I also had to get used to my new coach. Although he was really nice when he was recruiting me his demeanour changed during the season. He was a coach that was very vocal and demanded excellence every possession. He was so loud when he coached that I found myself just only listening to him and so afraid to make a mistake when I got on the court. My former coaches were intense too but in a very different way than this coach. The volume of his voice and how he expressed himself was really scary so when I played I would be looking at him which didn't work well. It is hard to react when you are waiting for instructions.
It got to a point when the sound of his voice was something I learned to drown out. I had to learn to play my game and not get scared when he screamed every thought that came into his mind. I had to learn to play through mistakes and not expect to have the perfect game every time. If I made a mistake I had to let it got and learn from it quickly. He was the first coach that ever explained to me that I couldn’t just focus on scoring offensively. If I was a liability on defence I wasn’t going to get any playing time. This forced me to develop my defensive presence which I would rely on when I played at the next level.
While I attended school I found it so interesting that I got to take Marine Biology as well as Cinematography. Those were courses I wouldn’t have had a chance to take in Southern Alberta. I also thought it was cool to learn American History. Even though initially we thought the academics would transfer to my college education it turned out they weren’t able to. I had hoped to get recruited to an college but I probably didn’t stand out enough. Plus, I also found out that the colleges and universities in Hawaii mostly went to the Main Land to recruit their players. Very few players were recruited from my school to play at colleges in Hawaii. Even two of our best players were overlooked from getting recruited to play in state. They ended up playing on the Main Land when they graduated.

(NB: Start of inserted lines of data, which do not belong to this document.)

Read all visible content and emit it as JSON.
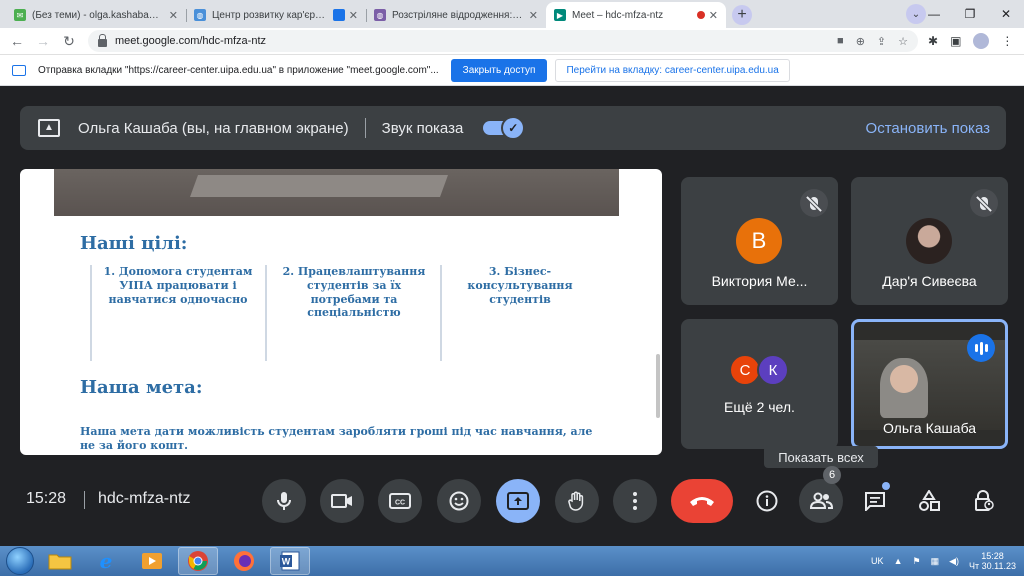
{
  "browser": {
    "tabs": [
      {
        "title": "(Без теми) - olga.kashaba@ukr.net",
        "icon": "envelope-icon",
        "color": "#4caf50"
      },
      {
        "title": "Центр розвитку кар'єри, кра",
        "icon": "globe-icon",
        "color": "#4a90d9"
      },
      {
        "title": "Розстріляне відродження: націо",
        "icon": "globe-icon",
        "color": "#7b5ea7"
      },
      {
        "title": "Meet – hdc-mfza-ntz",
        "icon": "meet-icon",
        "color": "#00897b"
      }
    ],
    "url": "meet.google.com/hdc-mfza-ntz"
  },
  "infobar": {
    "message": "Отправка вкладки \"https://career-center.uipa.edu.ua\" в приложение \"meet.google.com\"...",
    "primary_button": "Закрыть доступ",
    "secondary_button": "Перейти на вкладку: career-center.uipa.edu.ua"
  },
  "share_banner": {
    "presenter_text": "Ольга Кашаба (вы, на главном экране)",
    "audio_label": "Звук показа",
    "audio_on": true,
    "stop_label": "Остановить показ"
  },
  "slide": {
    "heading1": "Наші цілі:",
    "goals": [
      "1. Допомога студентам УІПА працювати і навчатися одночасно",
      "2. Працевлаштування студентів за їх потребами та спеціальністю",
      "3. Бізнес-консультування студентів"
    ],
    "heading2": "Наша мета:",
    "paragraph": "Наша мета дати можливість студентам заробляти гроші під час навчання, але не за його кошт."
  },
  "participants": {
    "tiles": [
      {
        "name": "Виктория Ме...",
        "initial": "В",
        "color": "#e8710a",
        "muted": true
      },
      {
        "name": "Дар'я Сивеєва",
        "muted": true
      },
      {
        "name": "Ещё 2 чел.",
        "initials": [
          "С",
          "К"
        ],
        "colors": [
          "#e8430a",
          "#5c3fbf"
        ]
      },
      {
        "name": "Ольга Кашаба",
        "speaking": true
      }
    ]
  },
  "tooltip": "Показать всех",
  "bottom_bar": {
    "time": "15:28",
    "meeting_code": "hdc-mfza-ntz",
    "participant_count": "6"
  },
  "taskbar": {
    "lang": "UK",
    "time": "15:28",
    "date": "Чт 30.11.23"
  }
}
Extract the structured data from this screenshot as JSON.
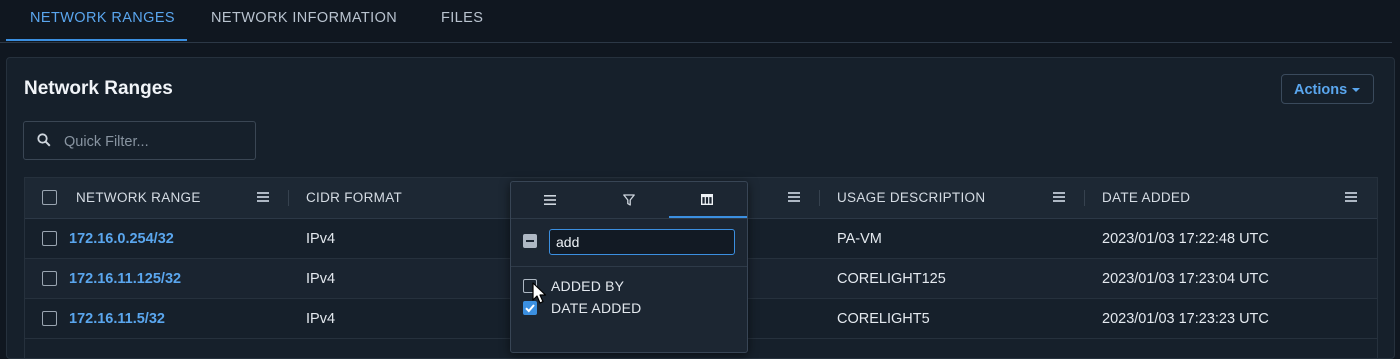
{
  "tabs": [
    {
      "label": "NETWORK RANGES",
      "active": true
    },
    {
      "label": "NETWORK INFORMATION",
      "active": false
    },
    {
      "label": "FILES",
      "active": false
    }
  ],
  "panel": {
    "title": "Network Ranges",
    "actions_label": "Actions"
  },
  "search": {
    "placeholder": "Quick Filter..."
  },
  "grid": {
    "columns": [
      "NETWORK RANGE",
      "CIDR FORMAT",
      "USAGE DESCRIPTION",
      "DATE ADDED"
    ],
    "rows": [
      {
        "range": "172.16.0.254/32",
        "cidr": "IPv4",
        "usage": "PA-VM",
        "date": "2023/01/03 17:22:48 UTC"
      },
      {
        "range": "172.16.11.125/32",
        "cidr": "IPv4",
        "usage": "CORELIGHT125",
        "date": "2023/01/03 17:23:04 UTC"
      },
      {
        "range": "172.16.11.5/32",
        "cidr": "IPv4",
        "usage": "CORELIGHT5",
        "date": "2023/01/03 17:23:23 UTC"
      }
    ]
  },
  "column_menu": {
    "active_tab": "columns-tab",
    "search_value": "add",
    "items": [
      {
        "label": "ADDED BY",
        "checked": false
      },
      {
        "label": "DATE ADDED",
        "checked": true
      }
    ]
  },
  "colors": {
    "accent": "#3b8fe0",
    "link": "#5aa6ee",
    "background": "#101720",
    "panel": "#16202b"
  }
}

As a team we managed to win our division title but we didn’t do that well when we got to the State Tournament. When the experience was over I ended up coming back to my small town school and challenging my exams from the semester. I passed them all and enrolled in college where I walked on to the team there. I know for sure this basketball experience and being away from home definitely helped to take my game as well as my life to the next level. I know it was an experience in which I learned so much from. I will never forget the impact it had on me for as long as I live. Playing in paradise was the opportunity of a lifetime and I am so grateful that I was able to experience all that it had to offer in such an complete way.